Over the longer term, however, Ceausescu’s failure to reverse what looks like a gradual but steady erosion in his political backing could increasingly isolate him, making effective policy formulation and exe[Page 547]cution more and more difficult and threatening the stability of his regime.

  1. Source: National Archives, RG 59, Bureau of Intelligence and Research, Office of Analysis for the Commonwealth and Eastern Europe, Office Subject Files, 1958–1978, Lot 92D468, Box 6, Eastern Europe Misc. 1977–1978. Secret; Noforn; Orcon. Drafted by Rackmales; approved by Mautner.
  2. Ceausescu is now President of the Socialist Republic of Romania, General Secretary of the Romanian Communist Party, President of the Council of State, Chairman of the Socialist Unity Front, Chairman of the Defense Council and Supreme Commander of the Armed Forces, Chairman of the Supreme Council of Economic and Social Development, and Chairman of the Ideological Commission of the Romanian Communist Party. [Footnote is in the original.]
  3. The reason for the change is unclear, but it probably reflects Ceausescu’s known dislike for anything that smacks of collegial leadership. [Footnote is in the original.]

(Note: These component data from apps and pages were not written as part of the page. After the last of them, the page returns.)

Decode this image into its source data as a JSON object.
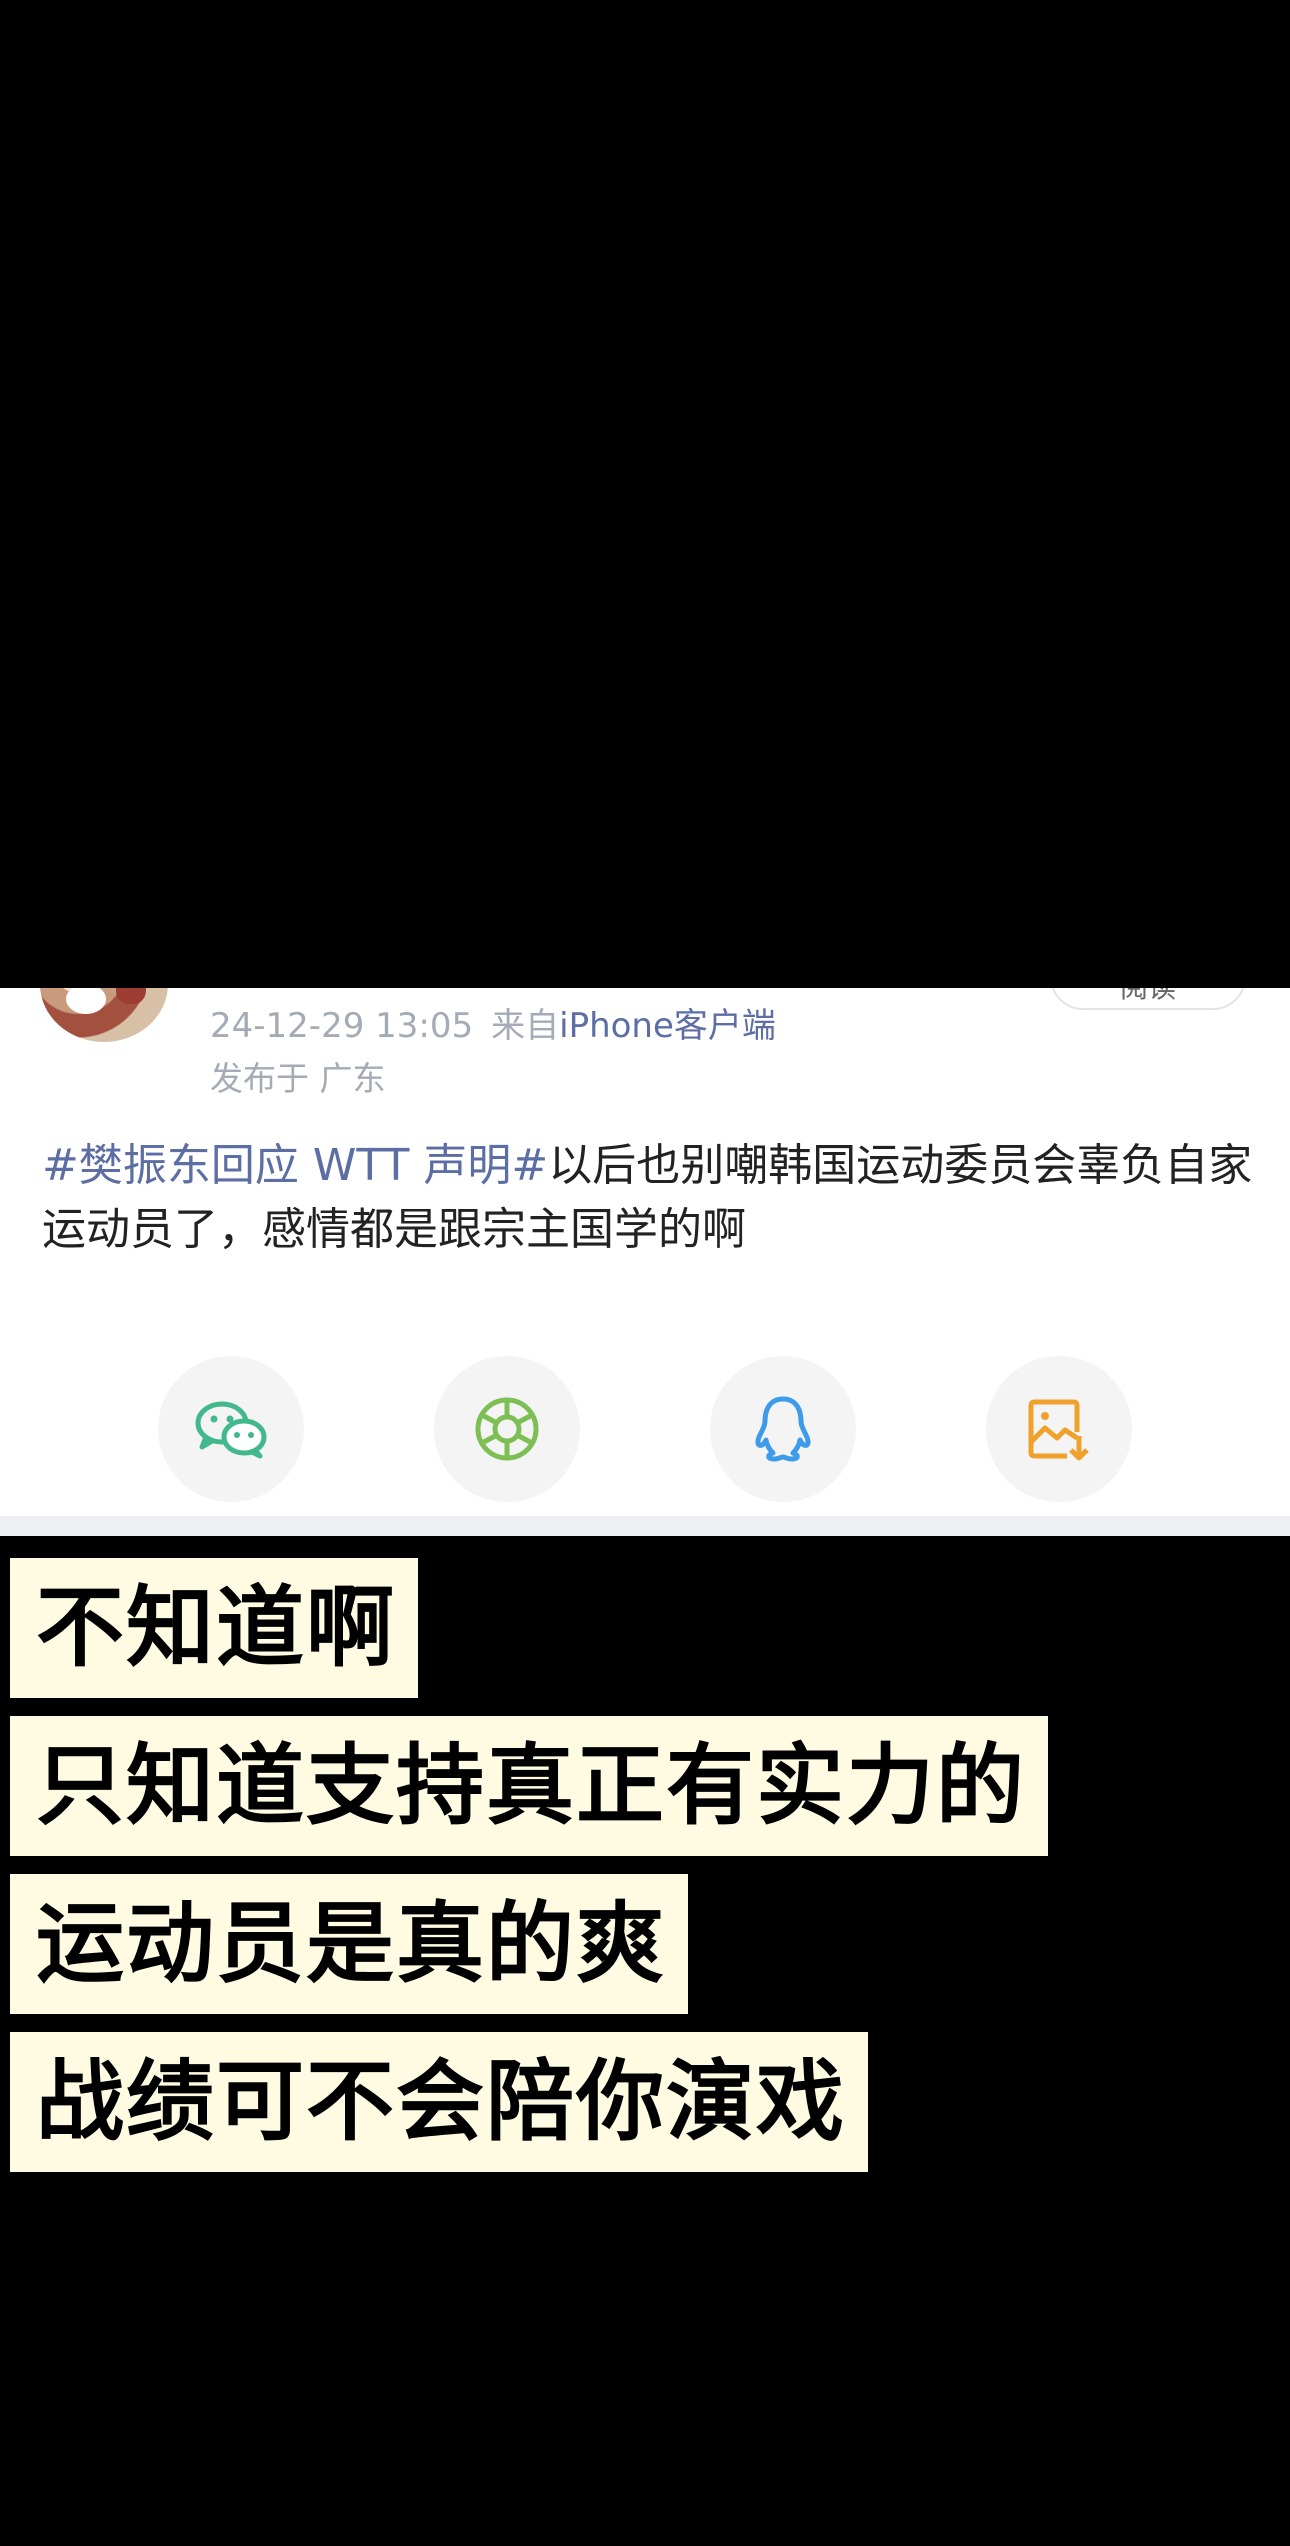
{
  "post": {
    "timestamp": "24-12-29 13:05",
    "source_prefix": "来自",
    "source_client": "iPhone客户端",
    "location": "发布于 广东",
    "read_button": "阅读",
    "topic": "#樊振东回应 WTT 声明#",
    "body": "以后也别嘲韩国运动委员会辜负自家运动员了，感情都是跟宗主国学的啊"
  },
  "share": {
    "items": [
      {
        "icon": "wechat-icon",
        "color": "#43b88d"
      },
      {
        "icon": "moments-icon",
        "color": "#7dbf55"
      },
      {
        "icon": "qq-icon",
        "color": "#3d9be9"
      },
      {
        "icon": "save-image-icon",
        "color": "#f0a12c"
      }
    ]
  },
  "captions": [
    "不知道啊",
    "只知道支持真正有实力的",
    "运动员是真的爽",
    "战绩可不会陪你演戏"
  ]
}
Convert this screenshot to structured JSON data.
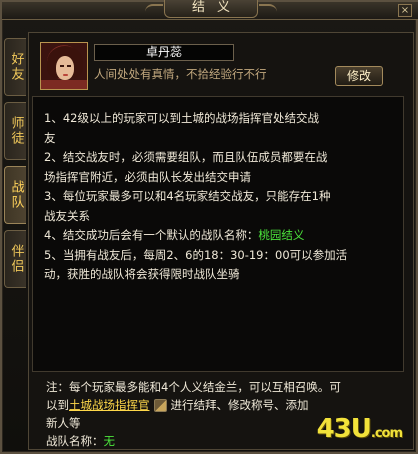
{
  "window": {
    "title": "结义",
    "close_label": "×"
  },
  "tabs": [
    {
      "label": "好友",
      "active": false
    },
    {
      "label": "师徒",
      "active": false
    },
    {
      "label": "战队",
      "active": true
    },
    {
      "label": "伴侣",
      "active": false
    }
  ],
  "profile": {
    "name": "卓丹蕊",
    "motto": "人间处处有真情，不拾经验行不行",
    "modify_label": "修改"
  },
  "rules": {
    "line1": "1、42级以上的玩家可以到土城的战场指挥官处结交战",
    "line2": "友",
    "line3": "2、结交战友时，必须需要组队，而且队伍成员都要在战",
    "line4": "场指挥官附近，必须由队长发出结交申请",
    "line5": "3、每位玩家最多可以和4名玩家结交战友，只能存在1种",
    "line6": "战友关系",
    "line7_prefix": "4、结交成功后会有一个默认的战队名称：",
    "line7_default_name": "桃园结义",
    "line8": "5、当拥有战友后，每周2、6的18：30-19：00可以参加活",
    "line9": "动，获胜的战队将会获得限时战队坐骑"
  },
  "note": {
    "line1": "注：每个玩家最多能和4个人义结金兰，可以互相召唤。可",
    "line2_prefix": "以到",
    "line2_link": "土城战场指挥官",
    "line2_suffix": "进行结拜、修改称号、添加",
    "line3": "新人等",
    "team_label": "战队名称：",
    "team_value": "无"
  },
  "watermark": {
    "main": "43U",
    "suffix": ".com"
  },
  "colors": {
    "accent_gold": "#ffd84a",
    "green_text": "#4ce63c",
    "tab_text": "#f0c85a",
    "motto_text": "#c3a97f",
    "watermark": "#f2e23a"
  }
}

  4. An unflattering portrayal of a character thought to represent Elena in a 1971 novel by Paul Goma caused the book’s rejection and completed Goma’s alienation from the regime. Ceausescu’s three children—Valentin, Zoe, and Nicu are—less prominent, and therefore less unpopular than Elena, but their personalities and penchant for high living are further liabilities for Ceausescu. [Footnote is in the original.]